* TASK STATEMENT:
Within the listing below, please show every line carrying the string "Graphic".

· · · ·

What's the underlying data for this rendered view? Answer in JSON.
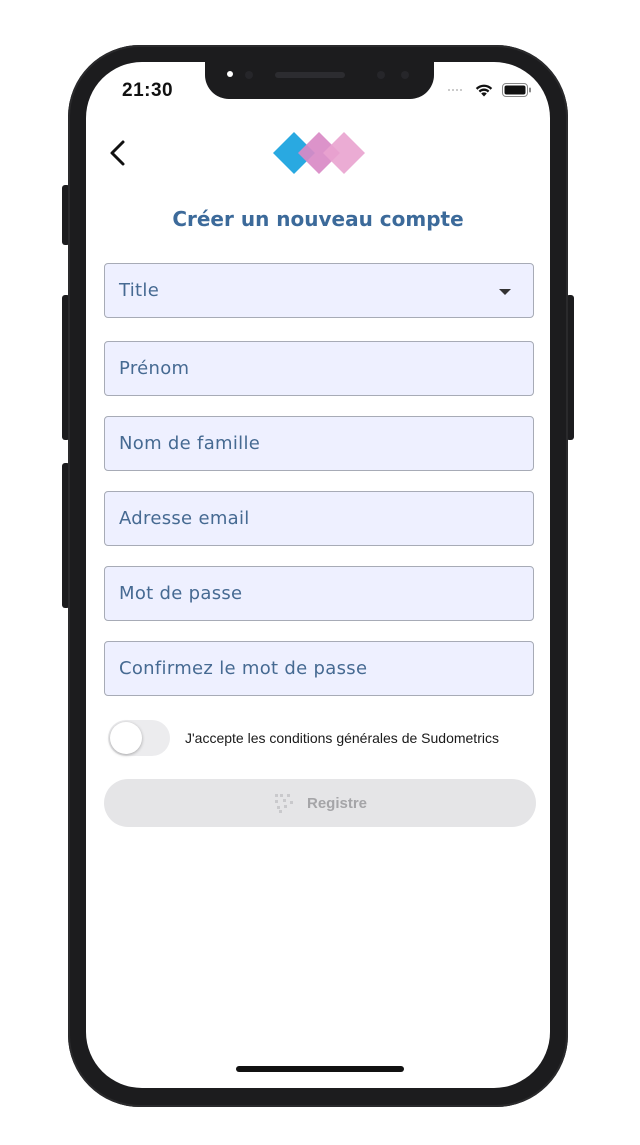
{
  "status_bar": {
    "time": "21:30",
    "icons": [
      "signal-dots-icon",
      "wifi-icon",
      "battery-icon"
    ]
  },
  "header": {
    "back_icon": "chevron-left-icon",
    "logo_colors": [
      "#29a9e1",
      "#d98ac6",
      "#e9a3cf"
    ],
    "title": "Créer un nouveau compte"
  },
  "form": {
    "title_select": {
      "placeholder": "Title",
      "icon": "caret-down-icon"
    },
    "first_name": {
      "placeholder": "Prénom"
    },
    "last_name": {
      "placeholder": "Nom de famille"
    },
    "email": {
      "placeholder": "Adresse email"
    },
    "password": {
      "placeholder": "Mot de passe"
    },
    "confirm_password": {
      "placeholder": "Confirmez le mot de passe"
    }
  },
  "terms": {
    "label": "J'accepte les conditions générales de Sudometrics",
    "accepted": false
  },
  "register": {
    "label": "Registre",
    "icon": "spinner-icon",
    "disabled": true
  },
  "colors": {
    "title": "#3c6a9a",
    "field_bg": "#eef0ff",
    "field_text": "#466a92",
    "button_disabled_bg": "#e5e5e7"
  }
}
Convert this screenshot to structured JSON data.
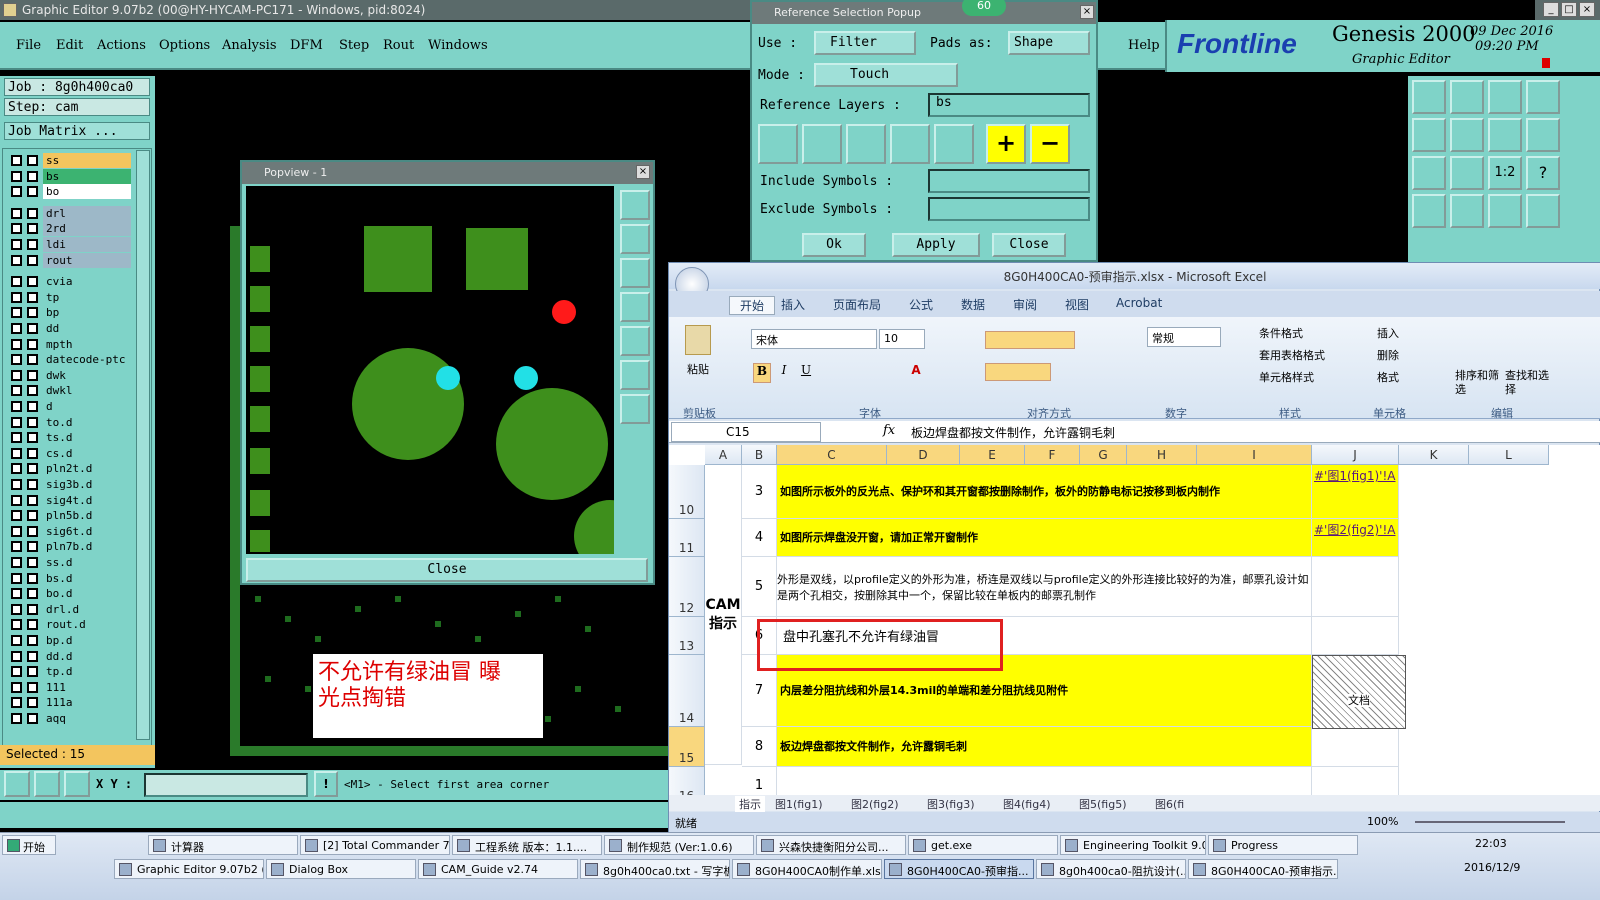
{
  "genesis": {
    "title": "Graphic Editor 9.07b2 (00@HY-HYCAM-PC171 - Windows, pid:8024)",
    "menus": [
      "File",
      "Edit",
      "Actions",
      "Options",
      "Analysis",
      "DFM",
      "Step",
      "Rout",
      "Windows"
    ],
    "help": "Help",
    "brand": "Frontline",
    "product": "Genesis 2000",
    "subtitle": "Graphic Editor",
    "date": "09 Dec 2016",
    "time": "09:20 PM",
    "job_label": "Job : 8g0h400ca0",
    "step_label": "Step: cam",
    "job_matrix": "Job Matrix ...",
    "layers": [
      "ss",
      "bs",
      "bo",
      "drl",
      "2rd",
      "ldi",
      "rout",
      "cvia",
      "tp",
      "bp",
      "dd",
      "mpth",
      "datecode-ptc",
      "dwk",
      "dwkl",
      "d",
      "to.d",
      "ts.d",
      "cs.d",
      "pln2t.d",
      "sig3b.d",
      "sig4t.d",
      "pln5b.d",
      "sig6t.d",
      "pln7b.d",
      "ss.d",
      "bs.d",
      "bo.d",
      "drl.d",
      "rout.d",
      "bp.d",
      "dd.d",
      "tp.d",
      "111",
      "111a",
      "aqq"
    ],
    "selected": "Selected : 15",
    "xy_label": "X Y :",
    "prompt": "<M1> - Select first area corner",
    "annotation_line1": "不允许有绿油冒   曝",
    "annotation_line2": "光点掏错"
  },
  "popup": {
    "title": "Reference Selection Popup",
    "badge": "60",
    "use_label": "Use   :",
    "use_value": "Filter",
    "pads_label": "Pads as:",
    "pads_value": "Shape",
    "mode_label": "Mode  :",
    "mode_value": "Touch",
    "ref_layers_label": "Reference Layers :",
    "ref_layers_value": "bs",
    "include_label": "Include Symbols :",
    "exclude_label": "Exclude Symbols :",
    "ok": "Ok",
    "apply": "Apply",
    "close": "Close"
  },
  "popview": {
    "title": "Popview - 1",
    "close": "Close"
  },
  "excel": {
    "title": "8G0H400CA0-预审指示.xlsx - Microsoft Excel",
    "tabs": [
      "开始",
      "插入",
      "页面布局",
      "公式",
      "数据",
      "审阅",
      "视图",
      "Acrobat"
    ],
    "paste": "粘贴",
    "font_name": "宋体",
    "font_size": "10",
    "number_format": "常规",
    "styles": [
      "条件格式",
      "套用表格格式",
      "单元格样式"
    ],
    "cells_cmds": [
      "插入",
      "删除",
      "格式"
    ],
    "edit_cmds": [
      "排序和筛选",
      "查找和选择"
    ],
    "groups": [
      "剪贴板",
      "字体",
      "对齐方式",
      "数字",
      "样式",
      "单元格",
      "编辑"
    ],
    "name_box": "C15",
    "formula": "板边焊盘都按文件制作，允许露铜毛刺",
    "columns": [
      "A",
      "B",
      "C",
      "D",
      "E",
      "F",
      "G",
      "H",
      "I",
      "J",
      "K",
      "L"
    ],
    "rows": [
      {
        "num": "10",
        "b": "3",
        "c": "如图所示板外的反光点、保护环和其开窗都按删除制作，板外的防静电标记按移到板内制作",
        "j": "#'图1(fig1)'!A",
        "yellow": true
      },
      {
        "num": "11",
        "b": "4",
        "c": "如图所示焊盘没开窗，请加正常开窗制作",
        "j": "#'图2(fig2)'!A",
        "yellow": true
      },
      {
        "num": "12",
        "b": "5",
        "c": "外形是双线，以profile定义的外形为准，桥连是双线以与profile定义的外形连接比较好的为准，邮票孔设计如是两个孔相交，按删除其中一个，保留比较在单板内的邮票孔制作",
        "j": "",
        "yellow": false
      },
      {
        "num": "13",
        "b": "6",
        "c": "盘中孔塞孔不允许有绿油冒",
        "j": "",
        "yellow": false
      },
      {
        "num": "14",
        "b": "7",
        "c": "内层差分阻抗线和外层14.3mil的单端和差分阻抗线见附件",
        "j": "",
        "yellow": true
      },
      {
        "num": "15",
        "b": "8",
        "c": "板边焊盘都按文件制作，允许露铜毛刺",
        "j": "",
        "yellow": true
      },
      {
        "num": "16",
        "b": "1",
        "c": "",
        "j": "",
        "yellow": false
      }
    ],
    "section_label": "CAM指示",
    "attachment": "文档",
    "sheets": [
      "指示",
      "图1(fig1)",
      "图2(fig2)",
      "图3(fig3)",
      "图4(fig4)",
      "图5(fig5)",
      "图6(fi"
    ],
    "status": "就绪",
    "zoom": "100%"
  },
  "taskbar": {
    "start": "开始",
    "row1": [
      "计算器",
      "[2] Total Commander 7...",
      "工程系统  版本：1.1....",
      "制作规范 (Ver:1.0.6)",
      "兴森快捷衡阳分公司...",
      "get.exe",
      "Engineering Toolkit 9.0...",
      "Progress"
    ],
    "row2": [
      "Graphic Editor 9.07b2 (0...",
      "Dialog Box",
      "CAM_Guide v2.74",
      "8g0h400ca0.txt - 写字板",
      "8G0H400CA0制作单.xls...",
      "8G0H400CA0-预审指...",
      "8g0h400ca0-阻抗设计(...",
      "8G0H400CA0-预审指示..."
    ],
    "clock_time": "22:03",
    "clock_date": "2016/12/9"
  }
}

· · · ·

* EXERCISE OUTPUT:
    "title": "Graphic Editor 9.07b2 (00@HY-HYCAM-PC171 - Windows, pid:8024)",
    "subtitle": "Graphic Editor",
      "Graphic Editor 9.07b2 (0...",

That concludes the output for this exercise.